#### TASK:
When you write out the records, keep every word exact and drop the pictures.

# # # # # # #

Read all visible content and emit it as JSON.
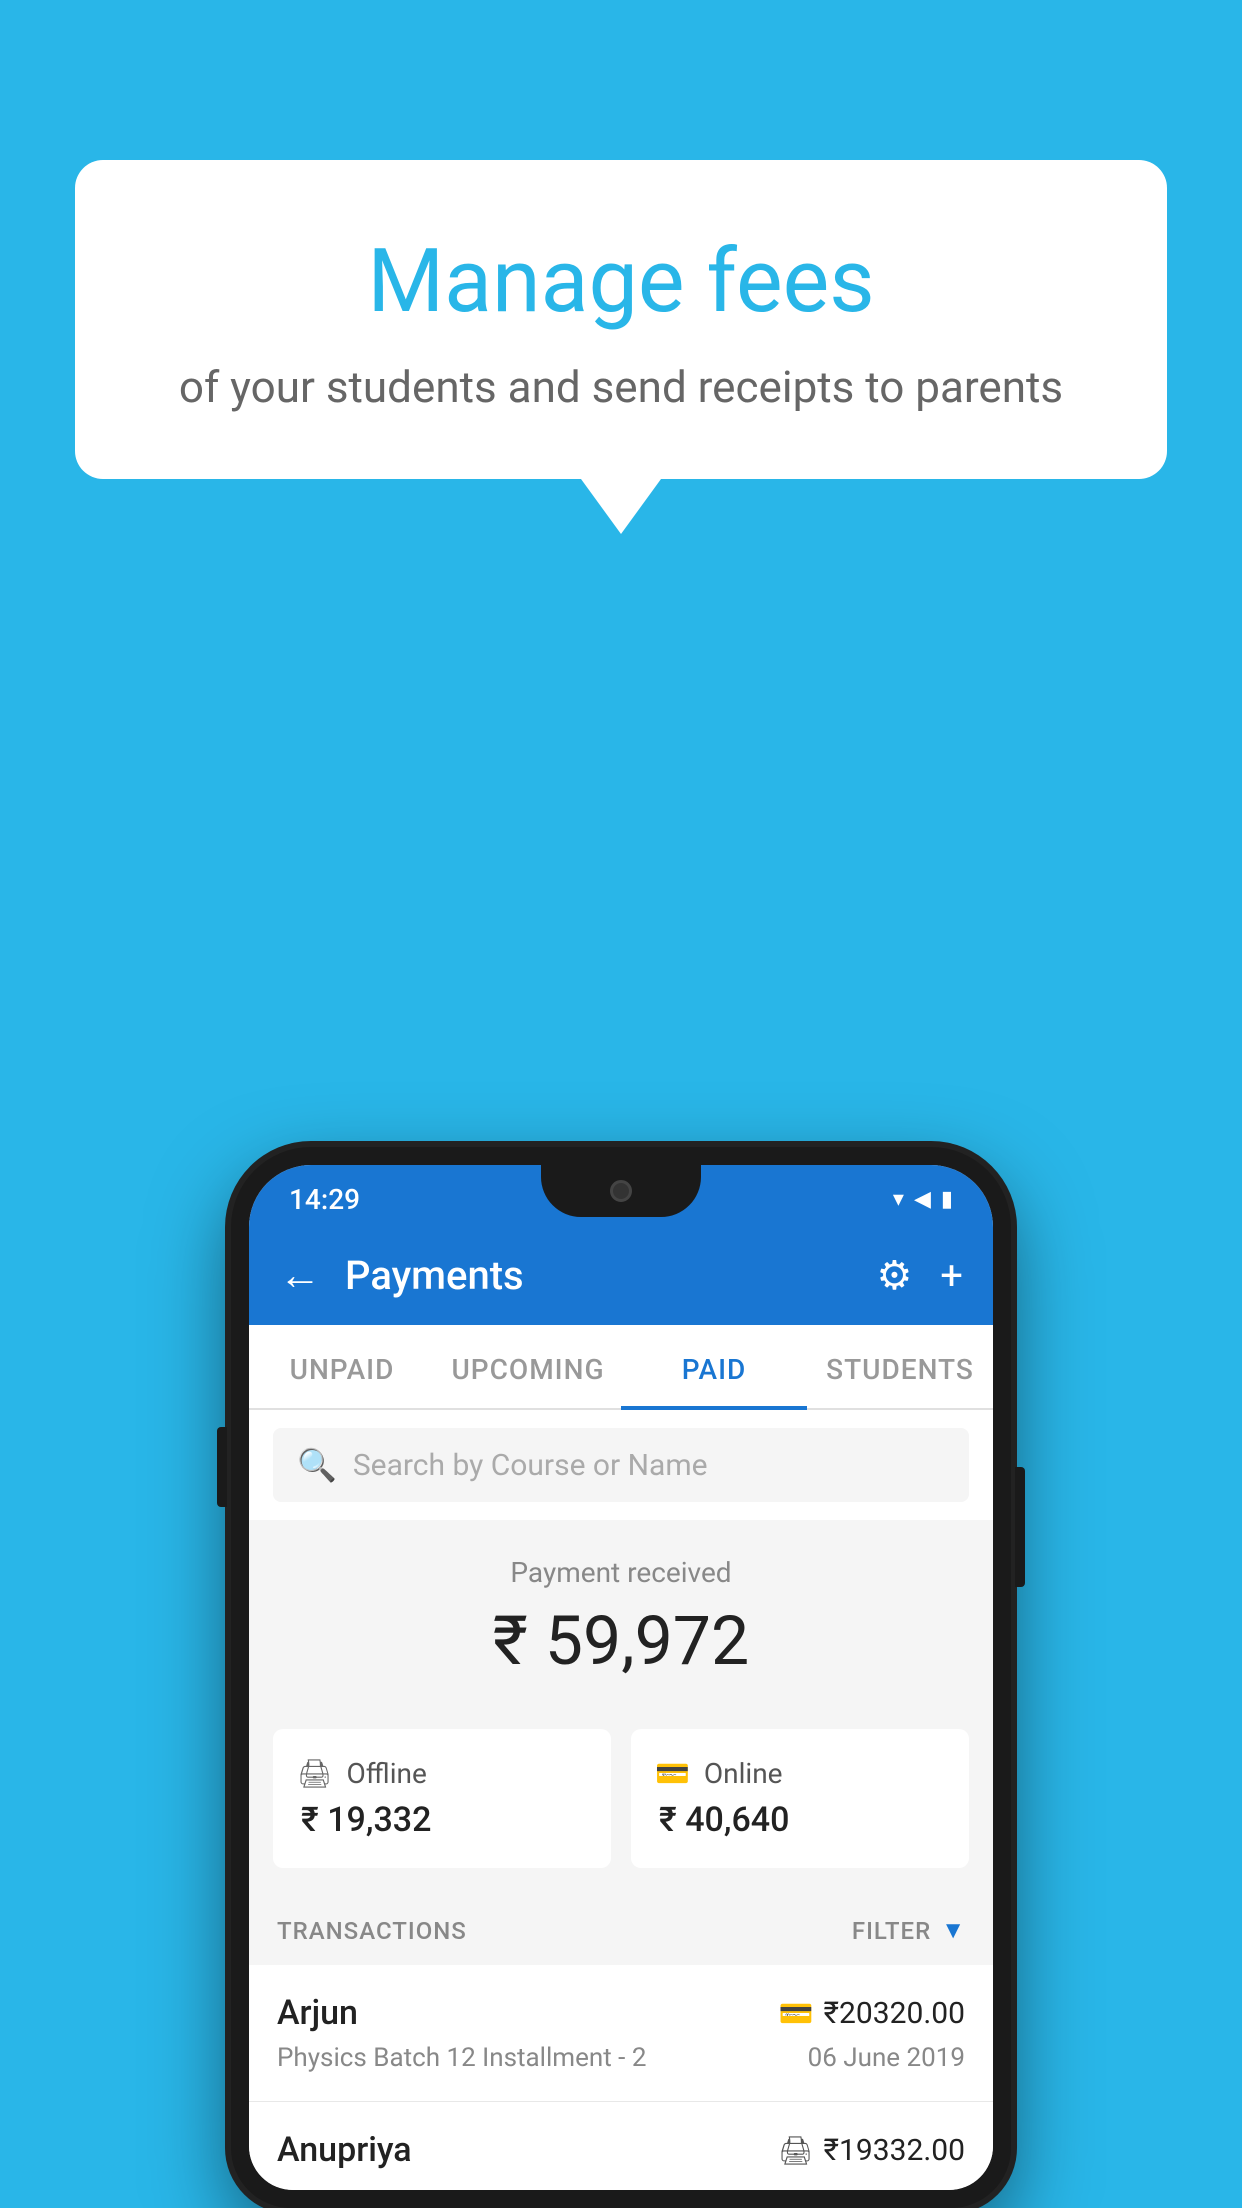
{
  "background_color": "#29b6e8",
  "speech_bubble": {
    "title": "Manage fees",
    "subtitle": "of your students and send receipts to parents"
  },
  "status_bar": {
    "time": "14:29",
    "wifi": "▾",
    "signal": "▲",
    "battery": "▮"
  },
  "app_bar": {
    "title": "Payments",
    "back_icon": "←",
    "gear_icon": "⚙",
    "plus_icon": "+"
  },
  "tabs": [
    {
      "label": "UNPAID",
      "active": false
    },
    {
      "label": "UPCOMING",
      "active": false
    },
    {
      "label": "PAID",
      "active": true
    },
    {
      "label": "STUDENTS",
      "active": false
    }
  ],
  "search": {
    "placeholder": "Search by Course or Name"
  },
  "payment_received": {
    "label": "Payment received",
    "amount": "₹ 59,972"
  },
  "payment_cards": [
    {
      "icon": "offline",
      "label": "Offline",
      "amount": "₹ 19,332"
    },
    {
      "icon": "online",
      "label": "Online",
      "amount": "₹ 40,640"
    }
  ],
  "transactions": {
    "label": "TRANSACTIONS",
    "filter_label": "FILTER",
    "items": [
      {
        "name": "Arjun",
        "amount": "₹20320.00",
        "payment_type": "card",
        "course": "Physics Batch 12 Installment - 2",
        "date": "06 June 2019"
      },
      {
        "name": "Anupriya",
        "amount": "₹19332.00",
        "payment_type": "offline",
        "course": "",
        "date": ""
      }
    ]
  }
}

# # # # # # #

#### WRITTEN REPLY:
Read all visible content and emit it as JSON.
{
  "background_color": "#29b6e8",
  "speech_bubble": {
    "title": "Manage fees",
    "subtitle": "of your students and send receipts to parents"
  },
  "status_bar": {
    "time": "14:29",
    "wifi": "▾",
    "signal": "▲",
    "battery": "▮"
  },
  "app_bar": {
    "title": "Payments",
    "back_icon": "←",
    "gear_icon": "⚙",
    "plus_icon": "+"
  },
  "tabs": [
    {
      "label": "UNPAID",
      "active": false
    },
    {
      "label": "UPCOMING",
      "active": false
    },
    {
      "label": "PAID",
      "active": true
    },
    {
      "label": "STUDENTS",
      "active": false
    }
  ],
  "search": {
    "placeholder": "Search by Course or Name"
  },
  "payment_received": {
    "label": "Payment received",
    "amount": "₹ 59,972"
  },
  "payment_cards": [
    {
      "icon": "offline",
      "label": "Offline",
      "amount": "₹ 19,332"
    },
    {
      "icon": "online",
      "label": "Online",
      "amount": "₹ 40,640"
    }
  ],
  "transactions": {
    "label": "TRANSACTIONS",
    "filter_label": "FILTER",
    "items": [
      {
        "name": "Arjun",
        "amount": "₹20320.00",
        "payment_type": "card",
        "course": "Physics Batch 12 Installment - 2",
        "date": "06 June 2019"
      },
      {
        "name": "Anupriya",
        "amount": "₹19332.00",
        "payment_type": "offline",
        "course": "",
        "date": ""
      }
    ]
  }
}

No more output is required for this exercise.